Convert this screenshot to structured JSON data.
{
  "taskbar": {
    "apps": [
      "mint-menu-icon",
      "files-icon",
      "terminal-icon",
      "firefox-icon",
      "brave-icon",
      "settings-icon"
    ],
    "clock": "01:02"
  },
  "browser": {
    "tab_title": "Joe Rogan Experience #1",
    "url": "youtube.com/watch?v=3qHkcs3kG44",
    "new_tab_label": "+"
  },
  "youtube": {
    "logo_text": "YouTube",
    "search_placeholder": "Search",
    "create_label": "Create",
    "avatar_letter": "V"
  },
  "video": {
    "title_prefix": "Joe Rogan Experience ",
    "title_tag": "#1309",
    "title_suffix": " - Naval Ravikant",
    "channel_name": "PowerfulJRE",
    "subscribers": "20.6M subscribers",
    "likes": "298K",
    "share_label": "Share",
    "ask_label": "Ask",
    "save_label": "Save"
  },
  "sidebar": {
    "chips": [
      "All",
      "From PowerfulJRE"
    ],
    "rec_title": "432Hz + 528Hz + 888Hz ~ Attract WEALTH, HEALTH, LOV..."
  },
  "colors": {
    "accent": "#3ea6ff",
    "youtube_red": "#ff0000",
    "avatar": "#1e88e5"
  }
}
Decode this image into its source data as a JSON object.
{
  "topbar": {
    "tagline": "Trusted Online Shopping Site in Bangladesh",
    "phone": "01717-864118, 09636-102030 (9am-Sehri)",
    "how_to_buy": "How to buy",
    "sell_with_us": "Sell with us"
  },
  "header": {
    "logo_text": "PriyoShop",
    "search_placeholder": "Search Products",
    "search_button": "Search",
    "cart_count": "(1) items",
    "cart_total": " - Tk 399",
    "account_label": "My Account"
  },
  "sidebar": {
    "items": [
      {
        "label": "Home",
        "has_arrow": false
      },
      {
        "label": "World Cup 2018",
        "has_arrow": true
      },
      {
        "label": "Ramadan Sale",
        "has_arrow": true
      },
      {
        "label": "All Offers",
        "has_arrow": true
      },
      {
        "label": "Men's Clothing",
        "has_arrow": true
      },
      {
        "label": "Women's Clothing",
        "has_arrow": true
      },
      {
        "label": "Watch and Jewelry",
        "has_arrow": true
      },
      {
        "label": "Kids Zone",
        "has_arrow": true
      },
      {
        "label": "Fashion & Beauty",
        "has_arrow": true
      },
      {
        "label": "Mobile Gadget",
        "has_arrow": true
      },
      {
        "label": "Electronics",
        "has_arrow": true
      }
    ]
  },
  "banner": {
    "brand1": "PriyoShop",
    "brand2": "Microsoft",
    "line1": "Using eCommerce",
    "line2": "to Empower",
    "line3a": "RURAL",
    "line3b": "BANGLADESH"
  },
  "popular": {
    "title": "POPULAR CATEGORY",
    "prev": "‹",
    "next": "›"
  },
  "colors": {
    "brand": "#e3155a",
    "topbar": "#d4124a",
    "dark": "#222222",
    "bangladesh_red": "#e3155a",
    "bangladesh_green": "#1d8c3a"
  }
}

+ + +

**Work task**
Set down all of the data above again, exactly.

**Final answer**
Convert this screenshot to structured JSON data.
{
  "taskbar": {
    "apps": [
      "mint-menu-icon",
      "files-icon",
      "terminal-icon",
      "firefox-icon",
      "brave-icon",
      "settings-icon"
    ],
    "clock": "01:02"
  },
  "browser": {
    "tab_title": "Joe Rogan Experience #1",
    "url": "youtube.com/watch?v=3qHkcs3kG44",
    "new_tab_label": "+"
  },
  "youtube": {
    "logo_text": "YouTube",
    "search_placeholder": "Search",
    "create_label": "Create",
    "avatar_letter": "V"
  },
  "video": {
    "title_prefix": "Joe Rogan Experience ",
    "title_tag": "#1309",
    "title_suffix": " - Naval Ravikant",
    "channel_name": "PowerfulJRE",
    "subscribers": "20.6M subscribers",
    "likes": "298K",
    "share_label": "Share",
    "ask_label": "Ask",
    "save_label": "Save"
  },
  "sidebar": {
    "chips": [
      "All",
      "From PowerfulJRE"
    ],
    "rec_title": "432Hz + 528Hz + 888Hz ~ Attract WEALTH, HEALTH, LOV..."
  },
  "colors": {
    "accent": "#3ea6ff",
    "youtube_red": "#ff0000",
    "avatar": "#1e88e5"
  }
}
Decode this image into its source data as a JSON object.
{
  "topbar": {
    "tagline": "Trusted Online Shopping Site in Bangladesh",
    "phone": "01717-864118, 09636-102030 (9am-Sehri)",
    "how_to_buy": "How to buy",
    "sell_with_us": "Sell with us"
  },
  "header": {
    "logo_text": "PriyoShop",
    "search_placeholder": "Search Products",
    "search_button": "Search",
    "cart_count": "(1) items",
    "cart_total": " - Tk 399",
    "account_label": "My Account"
  },
  "sidebar": {
    "items": [
      {
        "label": "Home",
        "has_arrow": false
      },
      {
        "label": "World Cup 2018",
        "has_arrow": true
      },
      {
        "label": "Ramadan Sale",
        "has_arrow": true
      },
      {
        "label": "All Offers",
        "has_arrow": true
      },
      {
        "label": "Men's Clothing",
        "has_arrow": true
      },
      {
        "label": "Women's Clothing",
        "has_arrow": true
      },
      {
        "label": "Watch and Jewelry",
        "has_arrow": true
      },
      {
        "label": "Kids Zone",
        "has_arrow": true
      },
      {
        "label": "Fashion & Beauty",
        "has_arrow": true
      },
      {
        "label": "Mobile Gadget",
        "has_arrow": true
      },
      {
        "label": "Electronics",
        "has_arrow": true
      }
    ]
  },
  "banner": {
    "brand1": "PriyoShop",
    "brand2": "Microsoft",
    "line1": "Using eCommerce",
    "line2": "to Empower",
    "line3a": "RURAL",
    "line3b": "BANGLADESH"
  },
  "popular": {
    "title": "POPULAR CATEGORY",
    "prev": "‹",
    "next": "›"
  },
  "colors": {
    "brand": "#e3155a",
    "topbar": "#d4124a",
    "dark": "#222222",
    "bangladesh_red": "#e3155a",
    "bangladesh_green": "#1d8c3a"
  }
}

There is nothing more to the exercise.